▶ [TASK TO CARRY OUT] Reply solely with the number of lines, in the records underneath, that include the word "title".

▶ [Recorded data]
%%

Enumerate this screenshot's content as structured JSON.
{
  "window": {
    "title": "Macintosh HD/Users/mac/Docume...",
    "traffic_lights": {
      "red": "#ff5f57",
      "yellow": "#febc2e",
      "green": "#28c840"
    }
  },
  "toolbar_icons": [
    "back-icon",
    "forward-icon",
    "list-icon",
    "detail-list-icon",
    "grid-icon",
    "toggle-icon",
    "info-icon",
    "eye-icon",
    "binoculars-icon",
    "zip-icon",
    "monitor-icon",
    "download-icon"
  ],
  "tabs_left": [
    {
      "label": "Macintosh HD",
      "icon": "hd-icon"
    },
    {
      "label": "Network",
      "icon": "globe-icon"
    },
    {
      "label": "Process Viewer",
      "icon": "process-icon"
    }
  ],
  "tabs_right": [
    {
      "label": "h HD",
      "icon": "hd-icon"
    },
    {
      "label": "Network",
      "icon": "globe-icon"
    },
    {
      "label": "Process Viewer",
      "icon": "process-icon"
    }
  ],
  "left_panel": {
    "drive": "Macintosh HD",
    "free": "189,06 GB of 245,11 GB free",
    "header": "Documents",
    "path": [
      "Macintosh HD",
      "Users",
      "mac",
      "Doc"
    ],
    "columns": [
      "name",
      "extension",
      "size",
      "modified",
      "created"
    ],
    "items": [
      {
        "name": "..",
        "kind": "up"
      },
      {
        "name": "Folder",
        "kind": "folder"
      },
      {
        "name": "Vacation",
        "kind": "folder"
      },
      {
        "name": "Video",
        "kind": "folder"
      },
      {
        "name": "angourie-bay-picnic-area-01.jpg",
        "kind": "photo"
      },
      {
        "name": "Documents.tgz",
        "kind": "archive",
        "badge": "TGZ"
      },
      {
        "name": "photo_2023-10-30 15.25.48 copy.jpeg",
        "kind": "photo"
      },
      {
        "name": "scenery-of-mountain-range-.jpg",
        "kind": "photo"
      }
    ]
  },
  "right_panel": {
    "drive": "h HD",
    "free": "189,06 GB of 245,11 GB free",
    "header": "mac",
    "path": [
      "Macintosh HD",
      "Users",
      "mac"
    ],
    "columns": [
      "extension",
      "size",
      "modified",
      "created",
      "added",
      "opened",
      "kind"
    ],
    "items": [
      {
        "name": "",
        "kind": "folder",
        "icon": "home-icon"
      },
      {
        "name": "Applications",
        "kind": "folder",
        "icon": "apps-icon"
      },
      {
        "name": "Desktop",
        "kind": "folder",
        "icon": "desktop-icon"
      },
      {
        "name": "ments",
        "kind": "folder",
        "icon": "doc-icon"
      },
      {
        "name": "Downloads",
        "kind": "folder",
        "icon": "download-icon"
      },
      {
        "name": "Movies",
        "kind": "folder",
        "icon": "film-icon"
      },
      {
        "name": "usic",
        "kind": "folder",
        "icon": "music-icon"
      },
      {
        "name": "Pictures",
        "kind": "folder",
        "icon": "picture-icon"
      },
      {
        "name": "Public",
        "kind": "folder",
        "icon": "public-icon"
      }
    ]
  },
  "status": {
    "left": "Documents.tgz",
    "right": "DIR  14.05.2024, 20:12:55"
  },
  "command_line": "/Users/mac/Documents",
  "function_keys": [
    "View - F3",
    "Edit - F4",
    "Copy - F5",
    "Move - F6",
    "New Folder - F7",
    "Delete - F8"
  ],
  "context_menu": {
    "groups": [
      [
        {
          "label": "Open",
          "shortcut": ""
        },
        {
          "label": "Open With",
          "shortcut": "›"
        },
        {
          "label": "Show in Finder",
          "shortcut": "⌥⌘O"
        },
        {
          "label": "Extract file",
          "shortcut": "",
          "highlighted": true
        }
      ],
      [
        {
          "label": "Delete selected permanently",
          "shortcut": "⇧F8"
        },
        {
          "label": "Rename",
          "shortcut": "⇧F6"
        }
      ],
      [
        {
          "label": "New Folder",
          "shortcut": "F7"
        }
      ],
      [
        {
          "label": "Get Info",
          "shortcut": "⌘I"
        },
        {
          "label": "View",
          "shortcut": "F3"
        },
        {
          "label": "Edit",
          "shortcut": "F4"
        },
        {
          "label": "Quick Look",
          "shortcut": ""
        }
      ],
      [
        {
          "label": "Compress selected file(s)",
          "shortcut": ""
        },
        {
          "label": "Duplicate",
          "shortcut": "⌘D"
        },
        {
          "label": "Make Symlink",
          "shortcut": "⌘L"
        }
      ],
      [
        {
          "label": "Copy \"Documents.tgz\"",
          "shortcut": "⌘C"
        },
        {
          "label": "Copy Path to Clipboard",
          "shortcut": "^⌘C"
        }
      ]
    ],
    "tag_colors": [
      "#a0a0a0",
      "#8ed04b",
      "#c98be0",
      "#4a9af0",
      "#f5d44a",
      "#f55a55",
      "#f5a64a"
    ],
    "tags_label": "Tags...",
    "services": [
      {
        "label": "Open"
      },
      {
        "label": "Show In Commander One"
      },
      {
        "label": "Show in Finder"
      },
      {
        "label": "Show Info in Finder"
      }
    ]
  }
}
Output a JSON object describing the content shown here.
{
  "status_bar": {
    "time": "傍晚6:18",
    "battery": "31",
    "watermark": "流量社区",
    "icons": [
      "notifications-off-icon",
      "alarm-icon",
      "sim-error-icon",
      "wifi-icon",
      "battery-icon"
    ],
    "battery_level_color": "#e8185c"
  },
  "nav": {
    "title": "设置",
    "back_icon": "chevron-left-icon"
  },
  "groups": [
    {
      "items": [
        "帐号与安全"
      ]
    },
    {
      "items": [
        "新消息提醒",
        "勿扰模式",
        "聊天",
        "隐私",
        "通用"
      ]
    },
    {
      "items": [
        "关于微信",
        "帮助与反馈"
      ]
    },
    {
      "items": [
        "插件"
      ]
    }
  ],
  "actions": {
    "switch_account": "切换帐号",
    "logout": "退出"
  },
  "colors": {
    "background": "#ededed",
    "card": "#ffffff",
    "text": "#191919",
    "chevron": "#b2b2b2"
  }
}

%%
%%

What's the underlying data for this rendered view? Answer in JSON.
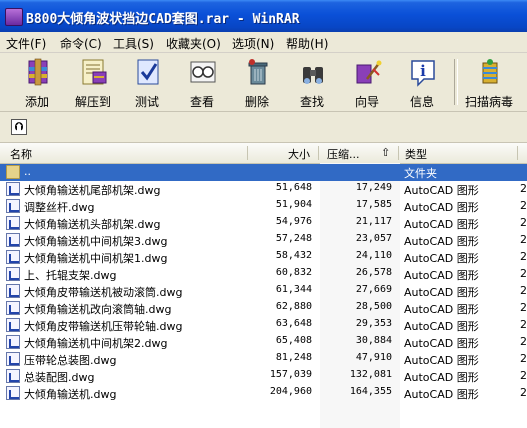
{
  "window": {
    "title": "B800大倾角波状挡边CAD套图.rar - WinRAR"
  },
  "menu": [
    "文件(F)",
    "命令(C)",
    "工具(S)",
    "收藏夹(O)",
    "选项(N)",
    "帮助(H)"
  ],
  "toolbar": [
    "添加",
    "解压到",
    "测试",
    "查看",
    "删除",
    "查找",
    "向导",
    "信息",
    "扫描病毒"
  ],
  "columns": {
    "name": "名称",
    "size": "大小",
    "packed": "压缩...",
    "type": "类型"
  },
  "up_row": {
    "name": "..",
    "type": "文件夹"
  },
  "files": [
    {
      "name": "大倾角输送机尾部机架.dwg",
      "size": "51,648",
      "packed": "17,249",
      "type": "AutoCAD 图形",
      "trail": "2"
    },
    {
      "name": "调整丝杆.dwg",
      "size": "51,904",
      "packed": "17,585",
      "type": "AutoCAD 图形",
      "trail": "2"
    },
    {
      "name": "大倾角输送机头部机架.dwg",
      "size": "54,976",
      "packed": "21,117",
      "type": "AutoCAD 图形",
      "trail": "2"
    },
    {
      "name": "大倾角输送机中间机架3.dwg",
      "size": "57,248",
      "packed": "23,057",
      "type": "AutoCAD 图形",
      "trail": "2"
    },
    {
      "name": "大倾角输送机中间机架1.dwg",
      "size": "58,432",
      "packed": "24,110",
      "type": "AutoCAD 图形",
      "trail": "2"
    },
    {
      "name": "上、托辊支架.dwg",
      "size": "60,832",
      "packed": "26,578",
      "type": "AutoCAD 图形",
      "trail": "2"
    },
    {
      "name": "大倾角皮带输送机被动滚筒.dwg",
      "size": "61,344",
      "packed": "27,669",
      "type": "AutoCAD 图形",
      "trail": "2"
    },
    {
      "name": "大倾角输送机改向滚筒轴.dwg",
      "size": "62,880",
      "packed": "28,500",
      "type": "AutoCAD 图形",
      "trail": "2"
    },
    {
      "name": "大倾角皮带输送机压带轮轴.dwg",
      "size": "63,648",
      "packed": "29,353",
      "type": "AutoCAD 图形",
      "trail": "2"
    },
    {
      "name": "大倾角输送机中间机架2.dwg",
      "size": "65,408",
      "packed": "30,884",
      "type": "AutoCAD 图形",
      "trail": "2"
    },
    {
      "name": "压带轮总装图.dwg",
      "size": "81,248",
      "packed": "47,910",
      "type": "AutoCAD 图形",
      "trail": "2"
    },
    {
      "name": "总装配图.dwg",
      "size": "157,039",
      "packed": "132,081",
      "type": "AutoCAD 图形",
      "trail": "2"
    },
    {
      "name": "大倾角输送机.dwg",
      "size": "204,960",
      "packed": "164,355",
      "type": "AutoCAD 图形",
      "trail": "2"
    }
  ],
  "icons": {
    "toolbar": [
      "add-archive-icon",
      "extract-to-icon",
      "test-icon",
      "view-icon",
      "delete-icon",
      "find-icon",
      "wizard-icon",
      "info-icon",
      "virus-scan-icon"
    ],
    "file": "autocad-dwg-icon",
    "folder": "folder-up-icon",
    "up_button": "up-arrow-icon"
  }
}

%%
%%

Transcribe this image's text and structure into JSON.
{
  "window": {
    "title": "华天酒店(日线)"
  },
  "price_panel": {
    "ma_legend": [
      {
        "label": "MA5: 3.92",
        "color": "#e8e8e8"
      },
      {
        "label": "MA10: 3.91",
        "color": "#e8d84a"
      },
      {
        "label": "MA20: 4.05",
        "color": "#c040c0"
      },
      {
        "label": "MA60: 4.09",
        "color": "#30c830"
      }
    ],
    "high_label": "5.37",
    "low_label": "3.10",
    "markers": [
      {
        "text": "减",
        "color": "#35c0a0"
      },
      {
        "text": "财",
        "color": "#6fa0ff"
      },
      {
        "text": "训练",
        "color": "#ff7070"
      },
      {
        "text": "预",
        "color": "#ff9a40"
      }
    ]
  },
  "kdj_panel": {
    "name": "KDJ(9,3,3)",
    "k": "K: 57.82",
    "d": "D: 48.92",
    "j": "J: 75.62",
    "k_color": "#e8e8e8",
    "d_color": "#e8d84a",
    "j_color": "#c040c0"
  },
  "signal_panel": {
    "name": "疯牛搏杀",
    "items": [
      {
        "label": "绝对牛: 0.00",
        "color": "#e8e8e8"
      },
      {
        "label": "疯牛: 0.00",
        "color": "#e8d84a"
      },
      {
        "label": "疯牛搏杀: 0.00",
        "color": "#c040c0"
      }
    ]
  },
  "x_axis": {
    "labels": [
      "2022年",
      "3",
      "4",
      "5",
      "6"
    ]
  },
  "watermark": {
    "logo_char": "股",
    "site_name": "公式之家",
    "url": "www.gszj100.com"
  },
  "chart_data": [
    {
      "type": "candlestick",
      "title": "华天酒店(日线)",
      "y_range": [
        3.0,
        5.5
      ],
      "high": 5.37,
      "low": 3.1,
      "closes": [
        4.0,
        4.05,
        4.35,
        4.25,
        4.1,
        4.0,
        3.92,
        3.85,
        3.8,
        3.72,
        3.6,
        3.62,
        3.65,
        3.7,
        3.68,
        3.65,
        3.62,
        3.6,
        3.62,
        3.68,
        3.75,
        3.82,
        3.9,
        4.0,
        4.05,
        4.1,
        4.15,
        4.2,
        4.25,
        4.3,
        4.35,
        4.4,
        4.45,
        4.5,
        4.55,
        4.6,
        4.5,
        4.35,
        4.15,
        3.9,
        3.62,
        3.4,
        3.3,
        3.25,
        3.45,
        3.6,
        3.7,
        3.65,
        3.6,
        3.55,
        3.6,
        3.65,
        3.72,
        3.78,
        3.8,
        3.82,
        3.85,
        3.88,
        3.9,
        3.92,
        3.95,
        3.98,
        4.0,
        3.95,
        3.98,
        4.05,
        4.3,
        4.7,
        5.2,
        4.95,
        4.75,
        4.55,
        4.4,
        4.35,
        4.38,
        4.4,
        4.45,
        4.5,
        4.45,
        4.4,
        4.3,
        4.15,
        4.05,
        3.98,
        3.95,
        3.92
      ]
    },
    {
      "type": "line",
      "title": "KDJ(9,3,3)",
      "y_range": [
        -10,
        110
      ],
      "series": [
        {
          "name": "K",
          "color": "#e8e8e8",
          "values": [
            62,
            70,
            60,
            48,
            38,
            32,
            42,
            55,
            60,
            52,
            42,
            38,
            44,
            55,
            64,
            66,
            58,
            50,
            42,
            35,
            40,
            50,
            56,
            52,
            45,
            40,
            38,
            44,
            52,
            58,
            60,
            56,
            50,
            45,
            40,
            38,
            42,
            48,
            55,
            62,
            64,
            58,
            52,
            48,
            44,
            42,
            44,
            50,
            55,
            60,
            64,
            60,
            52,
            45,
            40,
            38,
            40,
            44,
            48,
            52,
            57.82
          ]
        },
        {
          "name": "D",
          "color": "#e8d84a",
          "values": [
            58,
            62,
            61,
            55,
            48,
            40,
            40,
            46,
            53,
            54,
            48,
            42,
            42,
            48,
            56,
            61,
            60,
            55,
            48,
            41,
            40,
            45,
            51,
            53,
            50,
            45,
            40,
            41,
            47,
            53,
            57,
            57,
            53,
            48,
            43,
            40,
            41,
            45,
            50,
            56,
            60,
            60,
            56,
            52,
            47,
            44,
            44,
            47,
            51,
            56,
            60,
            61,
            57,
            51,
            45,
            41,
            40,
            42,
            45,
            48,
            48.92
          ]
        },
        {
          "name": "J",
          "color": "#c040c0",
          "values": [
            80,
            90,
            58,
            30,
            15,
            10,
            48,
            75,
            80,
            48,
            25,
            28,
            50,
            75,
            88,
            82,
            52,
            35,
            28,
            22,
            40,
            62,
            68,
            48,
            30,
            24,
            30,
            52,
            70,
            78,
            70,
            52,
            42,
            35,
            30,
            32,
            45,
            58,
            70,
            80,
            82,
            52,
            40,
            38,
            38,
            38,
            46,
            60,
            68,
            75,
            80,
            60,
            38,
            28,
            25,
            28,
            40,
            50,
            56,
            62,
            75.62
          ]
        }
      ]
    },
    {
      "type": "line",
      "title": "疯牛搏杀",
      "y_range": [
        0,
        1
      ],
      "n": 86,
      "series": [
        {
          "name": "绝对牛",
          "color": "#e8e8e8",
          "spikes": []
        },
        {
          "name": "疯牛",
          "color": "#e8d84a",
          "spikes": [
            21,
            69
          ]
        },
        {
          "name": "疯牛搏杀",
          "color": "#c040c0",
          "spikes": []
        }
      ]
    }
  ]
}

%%

▶ [EXERCISE ANSWER] 7